In the 80’s, I was acutely aware of the political strife surrounding Stonehenge. News of the great Bean Fields Wars even made it to the states and received some TV news coverage. I remembered joking, “at least it’s not the Royal Family cocking things up, this time”

Stonehenge became a topic of conversation again in the 90’s while working with MrBill, my eclipse chasing friend. Following his return from Stonehenge 2001, he transcribed a nice muttering about using Stonehenge to predict Solar and Lunar Eclipse events called “The Stonehenge Eclipse Calculator” and can be found on the website.
It was not until my visit to England in 1998 that I became aware of how commercialized Stonehenge, well much of England for that matter, had become over the years. Then again, show me one city, place, or thing of importance that has not been nearly consumed by commercialism at some point in history.

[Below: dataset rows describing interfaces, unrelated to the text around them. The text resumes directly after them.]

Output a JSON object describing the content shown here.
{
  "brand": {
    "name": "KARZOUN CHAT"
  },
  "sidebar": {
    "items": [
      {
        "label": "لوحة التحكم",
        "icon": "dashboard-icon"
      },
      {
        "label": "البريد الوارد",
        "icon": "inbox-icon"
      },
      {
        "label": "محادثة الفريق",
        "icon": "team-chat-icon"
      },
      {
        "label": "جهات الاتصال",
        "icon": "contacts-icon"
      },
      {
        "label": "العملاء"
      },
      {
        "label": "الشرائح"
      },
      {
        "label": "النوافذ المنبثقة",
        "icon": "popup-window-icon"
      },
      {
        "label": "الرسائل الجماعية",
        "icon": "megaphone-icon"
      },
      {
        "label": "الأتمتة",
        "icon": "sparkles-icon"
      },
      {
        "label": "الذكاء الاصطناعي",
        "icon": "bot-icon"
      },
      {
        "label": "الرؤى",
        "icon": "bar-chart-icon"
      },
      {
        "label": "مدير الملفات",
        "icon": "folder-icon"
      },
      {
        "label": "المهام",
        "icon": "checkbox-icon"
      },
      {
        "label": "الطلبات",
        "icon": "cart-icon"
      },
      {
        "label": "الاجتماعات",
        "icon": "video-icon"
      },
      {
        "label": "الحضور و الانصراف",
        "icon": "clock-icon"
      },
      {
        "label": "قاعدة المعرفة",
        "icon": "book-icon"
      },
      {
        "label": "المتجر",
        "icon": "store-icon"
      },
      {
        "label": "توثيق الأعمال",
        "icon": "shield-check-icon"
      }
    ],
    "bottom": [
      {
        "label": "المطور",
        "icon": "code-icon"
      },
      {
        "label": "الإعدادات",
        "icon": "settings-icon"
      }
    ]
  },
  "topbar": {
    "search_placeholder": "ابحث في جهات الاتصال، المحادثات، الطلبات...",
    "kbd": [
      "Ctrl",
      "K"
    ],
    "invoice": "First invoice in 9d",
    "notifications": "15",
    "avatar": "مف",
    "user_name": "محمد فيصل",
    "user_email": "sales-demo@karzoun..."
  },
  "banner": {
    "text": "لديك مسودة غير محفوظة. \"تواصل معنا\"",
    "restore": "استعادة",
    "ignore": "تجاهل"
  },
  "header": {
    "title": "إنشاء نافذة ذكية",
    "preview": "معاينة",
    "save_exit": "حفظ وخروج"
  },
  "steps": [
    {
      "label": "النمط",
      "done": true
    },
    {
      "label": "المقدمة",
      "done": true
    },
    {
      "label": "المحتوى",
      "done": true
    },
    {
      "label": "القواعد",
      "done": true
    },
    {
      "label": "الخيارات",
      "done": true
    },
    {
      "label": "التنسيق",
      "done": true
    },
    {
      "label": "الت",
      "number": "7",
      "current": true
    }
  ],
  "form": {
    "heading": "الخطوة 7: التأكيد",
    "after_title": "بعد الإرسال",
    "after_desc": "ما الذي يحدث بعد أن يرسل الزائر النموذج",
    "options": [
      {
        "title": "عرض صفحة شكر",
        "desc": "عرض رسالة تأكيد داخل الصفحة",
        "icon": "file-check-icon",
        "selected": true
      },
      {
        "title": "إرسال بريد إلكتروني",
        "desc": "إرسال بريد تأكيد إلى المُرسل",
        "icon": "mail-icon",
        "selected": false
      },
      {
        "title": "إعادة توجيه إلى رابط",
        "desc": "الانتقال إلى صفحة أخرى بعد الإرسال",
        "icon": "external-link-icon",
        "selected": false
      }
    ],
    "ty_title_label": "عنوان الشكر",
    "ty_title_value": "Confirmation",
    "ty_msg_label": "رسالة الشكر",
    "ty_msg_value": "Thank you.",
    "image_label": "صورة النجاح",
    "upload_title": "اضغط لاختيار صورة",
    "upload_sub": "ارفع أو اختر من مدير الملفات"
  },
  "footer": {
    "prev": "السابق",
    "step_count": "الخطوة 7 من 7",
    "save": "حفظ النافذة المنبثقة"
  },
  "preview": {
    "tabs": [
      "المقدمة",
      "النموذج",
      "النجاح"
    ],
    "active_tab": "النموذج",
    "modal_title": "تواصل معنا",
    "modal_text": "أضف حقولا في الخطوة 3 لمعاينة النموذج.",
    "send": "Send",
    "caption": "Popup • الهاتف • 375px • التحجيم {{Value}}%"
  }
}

I was amazed at the number of collectibles that were being sold to the masses. Seemingly everywhere there was another gift shop selling trinkets to the tourists.

On the bus ride to Stonehenge, I had listened to the tour guide make a pitch about everyone being sure to stop in the gift shop, either before going through the tunnel out to view the stones, or before heading back to the bus or caravan as they called it. I surmised from the talk, the two hot items were: To squash a set of pennies and to mail a postcard home to yourself or family with a Stonehenge postmarked on it, or as they called it “Franked” from Stonehenge. It could be posted right there at the gift shop. When I saw the crowd all descend on the little gift shop, I beat feet and I left the group far behind. Some listened to the Guide droll on about something I should have listened to, but didn’t. As far as I was concerned, I was there for one thing – get some pictures. Which I did, using both an Olympus OM1 35mm and an early Sony Digital camera. Although I never got around to scanning the 35mm stuff, I did post some of the better Digital images taken with the Sony on the family website.

Upon exiting the tunnel, I knew I was in a special place. It was a quiet day. We were the only group there at the time. I kept moving, so I could keep the others in shadow on the other side of the circle as I looked for angles and took my pictures.

I never made it to the gift shop and have spent thousands of dollars on eBay over the years in retribution for that oversite on my part.

Keep on muttering …..

If you are interesting in Collecting, be sure to check out “Collectors Collect Collectibles and Collectables to build Collections”